**Assignment:** Could you repeat every record below exactly, leaving out the pictures?

[Element data from apps and pages]
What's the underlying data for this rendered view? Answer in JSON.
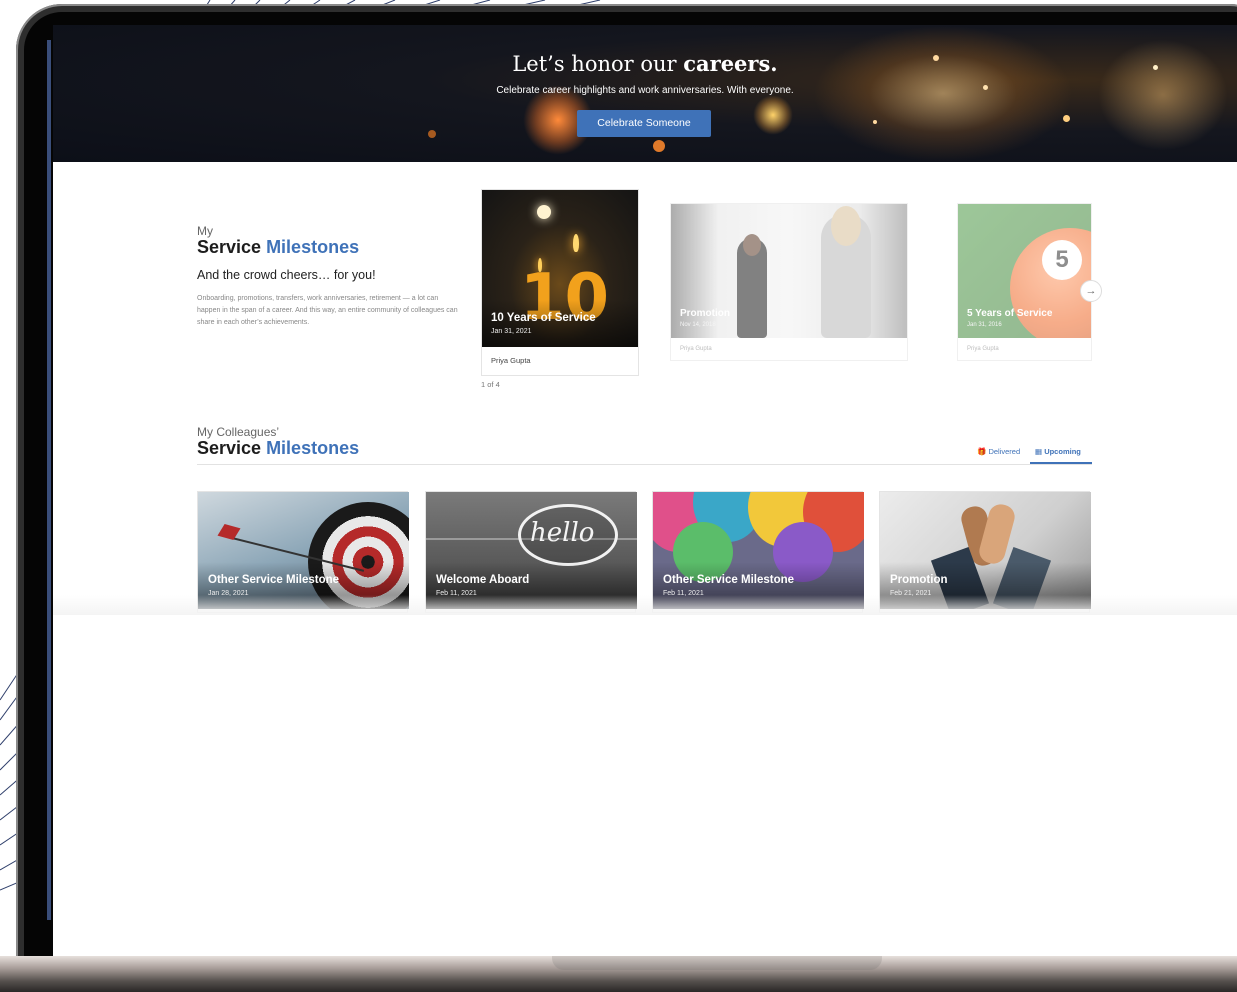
{
  "hero": {
    "title_prefix": "Let’s honor our ",
    "title_bold": "careers.",
    "subtitle": "Celebrate career highlights and work anniversaries. With everyone.",
    "button": "Celebrate Someone"
  },
  "my_milestones": {
    "kicker": "My",
    "title_main": "Service ",
    "title_accent": "Milestones",
    "tagline": "And the crowd cheers… for you!",
    "description": "Onboarding, promotions, transfers, work anniversaries, retirement — a lot can happen in the span of a career. And this way, an entire community of colleagues can share in each other’s achievements.",
    "cards": [
      {
        "title": "10 Years of Service",
        "date": "Jan 31, 2021",
        "person": "Priya Gupta",
        "image_icon": "birthday-candles-10",
        "badge": "10"
      },
      {
        "title": "Promotion",
        "date": "Nov 14, 2018",
        "person": "Priya Gupta",
        "image_icon": "whiteboard-meeting"
      },
      {
        "title": "5 Years of Service",
        "date": "Jan 31, 2016",
        "person": "Priya Gupta",
        "image_icon": "pool-ball-5",
        "badge": "5"
      }
    ],
    "pager": "1 of 4",
    "next_icon": "arrow-right-icon"
  },
  "colleagues": {
    "kicker": "My Colleagues’",
    "title_main": "Service ",
    "title_accent": "Milestones",
    "tabs": [
      {
        "label": "Delivered",
        "icon": "gift-icon",
        "active": false
      },
      {
        "label": "Upcoming",
        "icon": "calendar-icon",
        "active": true
      }
    ],
    "cards": [
      {
        "title": "Other Service Milestone",
        "date": "Jan 28, 2021",
        "image_icon": "target-arrow"
      },
      {
        "title": "Welcome Aboard",
        "date": "Feb 11, 2021",
        "image_icon": "hello-speech-bubble",
        "bubble_text": "hello"
      },
      {
        "title": "Other Service Milestone",
        "date": "Feb 11, 2021",
        "image_icon": "balloons"
      },
      {
        "title": "Promotion",
        "date": "Feb 21, 2021",
        "image_icon": "high-five"
      }
    ]
  },
  "colors": {
    "accent": "#3f72b8",
    "hero_bg": "#0c0f18",
    "text_dark": "#1d1d1d"
  }
}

**Solution below:**
What's the underlying data for this rendered view? Answer in JSON.
{
  "hero": {
    "title_prefix": "Let’s honor our ",
    "title_bold": "careers.",
    "subtitle": "Celebrate career highlights and work anniversaries. With everyone.",
    "button": "Celebrate Someone"
  },
  "my_milestones": {
    "kicker": "My",
    "title_main": "Service ",
    "title_accent": "Milestones",
    "tagline": "And the crowd cheers… for you!",
    "description": "Onboarding, promotions, transfers, work anniversaries, retirement — a lot can happen in the span of a career. And this way, an entire community of colleagues can share in each other’s achievements.",
    "cards": [
      {
        "title": "10 Years of Service",
        "date": "Jan 31, 2021",
        "person": "Priya Gupta",
        "image_icon": "birthday-candles-10",
        "badge": "10"
      },
      {
        "title": "Promotion",
        "date": "Nov 14, 2018",
        "person": "Priya Gupta",
        "image_icon": "whiteboard-meeting"
      },
      {
        "title": "5 Years of Service",
        "date": "Jan 31, 2016",
        "person": "Priya Gupta",
        "image_icon": "pool-ball-5",
        "badge": "5"
      }
    ],
    "pager": "1 of 4",
    "next_icon": "arrow-right-icon"
  },
  "colleagues": {
    "kicker": "My Colleagues’",
    "title_main": "Service ",
    "title_accent": "Milestones",
    "tabs": [
      {
        "label": "Delivered",
        "icon": "gift-icon",
        "active": false
      },
      {
        "label": "Upcoming",
        "icon": "calendar-icon",
        "active": true
      }
    ],
    "cards": [
      {
        "title": "Other Service Milestone",
        "date": "Jan 28, 2021",
        "image_icon": "target-arrow"
      },
      {
        "title": "Welcome Aboard",
        "date": "Feb 11, 2021",
        "image_icon": "hello-speech-bubble",
        "bubble_text": "hello"
      },
      {
        "title": "Other Service Milestone",
        "date": "Feb 11, 2021",
        "image_icon": "balloons"
      },
      {
        "title": "Promotion",
        "date": "Feb 21, 2021",
        "image_icon": "high-five"
      }
    ]
  },
  "colors": {
    "accent": "#3f72b8",
    "hero_bg": "#0c0f18",
    "text_dark": "#1d1d1d"
  }
}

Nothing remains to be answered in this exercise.